**Supplied information**

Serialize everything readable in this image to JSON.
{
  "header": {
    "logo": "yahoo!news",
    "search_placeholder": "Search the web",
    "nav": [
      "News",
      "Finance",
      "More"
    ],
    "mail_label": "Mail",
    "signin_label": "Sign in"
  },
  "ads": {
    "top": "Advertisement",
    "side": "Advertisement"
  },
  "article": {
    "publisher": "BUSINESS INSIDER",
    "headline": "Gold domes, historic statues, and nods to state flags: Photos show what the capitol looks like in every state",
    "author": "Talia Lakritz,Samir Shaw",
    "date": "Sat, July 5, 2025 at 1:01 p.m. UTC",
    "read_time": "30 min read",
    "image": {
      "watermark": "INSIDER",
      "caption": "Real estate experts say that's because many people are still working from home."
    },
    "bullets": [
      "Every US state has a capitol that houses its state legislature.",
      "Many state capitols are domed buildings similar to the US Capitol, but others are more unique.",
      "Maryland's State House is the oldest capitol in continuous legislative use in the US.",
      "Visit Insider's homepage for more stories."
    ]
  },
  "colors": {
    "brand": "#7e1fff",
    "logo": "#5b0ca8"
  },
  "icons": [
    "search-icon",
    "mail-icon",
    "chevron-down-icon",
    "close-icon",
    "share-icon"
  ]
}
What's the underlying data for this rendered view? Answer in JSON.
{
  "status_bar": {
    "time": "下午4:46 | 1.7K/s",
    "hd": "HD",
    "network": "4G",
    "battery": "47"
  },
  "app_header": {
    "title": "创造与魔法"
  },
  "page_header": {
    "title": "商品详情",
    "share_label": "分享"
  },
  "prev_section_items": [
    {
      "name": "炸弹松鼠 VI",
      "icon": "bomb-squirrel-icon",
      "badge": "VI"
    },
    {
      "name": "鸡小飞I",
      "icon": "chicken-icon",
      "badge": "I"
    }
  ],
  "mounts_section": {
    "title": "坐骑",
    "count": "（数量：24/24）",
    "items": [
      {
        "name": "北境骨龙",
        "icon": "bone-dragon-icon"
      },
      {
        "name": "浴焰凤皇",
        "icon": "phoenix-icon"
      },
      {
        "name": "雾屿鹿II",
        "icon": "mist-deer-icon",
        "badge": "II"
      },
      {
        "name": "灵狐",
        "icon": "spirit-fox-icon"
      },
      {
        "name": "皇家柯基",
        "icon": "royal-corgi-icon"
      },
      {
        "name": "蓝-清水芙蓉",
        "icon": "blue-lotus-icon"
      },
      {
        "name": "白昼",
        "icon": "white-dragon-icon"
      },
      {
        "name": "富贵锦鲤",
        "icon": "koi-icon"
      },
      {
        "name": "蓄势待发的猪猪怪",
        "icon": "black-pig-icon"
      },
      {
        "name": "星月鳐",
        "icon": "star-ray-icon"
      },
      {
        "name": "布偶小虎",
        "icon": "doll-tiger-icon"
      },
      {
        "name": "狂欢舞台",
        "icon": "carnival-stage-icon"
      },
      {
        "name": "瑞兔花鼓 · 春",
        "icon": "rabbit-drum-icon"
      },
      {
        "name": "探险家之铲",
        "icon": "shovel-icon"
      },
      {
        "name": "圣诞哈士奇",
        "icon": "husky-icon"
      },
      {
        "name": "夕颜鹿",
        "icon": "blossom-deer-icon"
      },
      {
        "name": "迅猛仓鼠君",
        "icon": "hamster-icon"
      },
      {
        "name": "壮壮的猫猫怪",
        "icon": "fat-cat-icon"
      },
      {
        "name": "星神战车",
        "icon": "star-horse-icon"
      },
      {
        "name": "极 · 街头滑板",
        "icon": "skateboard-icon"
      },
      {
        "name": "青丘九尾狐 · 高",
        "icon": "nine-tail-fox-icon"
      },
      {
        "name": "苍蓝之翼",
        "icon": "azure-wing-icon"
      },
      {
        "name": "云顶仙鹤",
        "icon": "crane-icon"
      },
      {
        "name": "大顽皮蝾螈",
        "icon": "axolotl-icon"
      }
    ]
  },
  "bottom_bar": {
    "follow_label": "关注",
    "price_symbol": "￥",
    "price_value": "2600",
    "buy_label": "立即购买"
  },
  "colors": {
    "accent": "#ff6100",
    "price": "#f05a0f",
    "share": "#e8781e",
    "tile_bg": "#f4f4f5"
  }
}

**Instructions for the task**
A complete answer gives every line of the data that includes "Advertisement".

**Result for this exercise**
    "top": "Advertisement",
    "side": "Advertisement"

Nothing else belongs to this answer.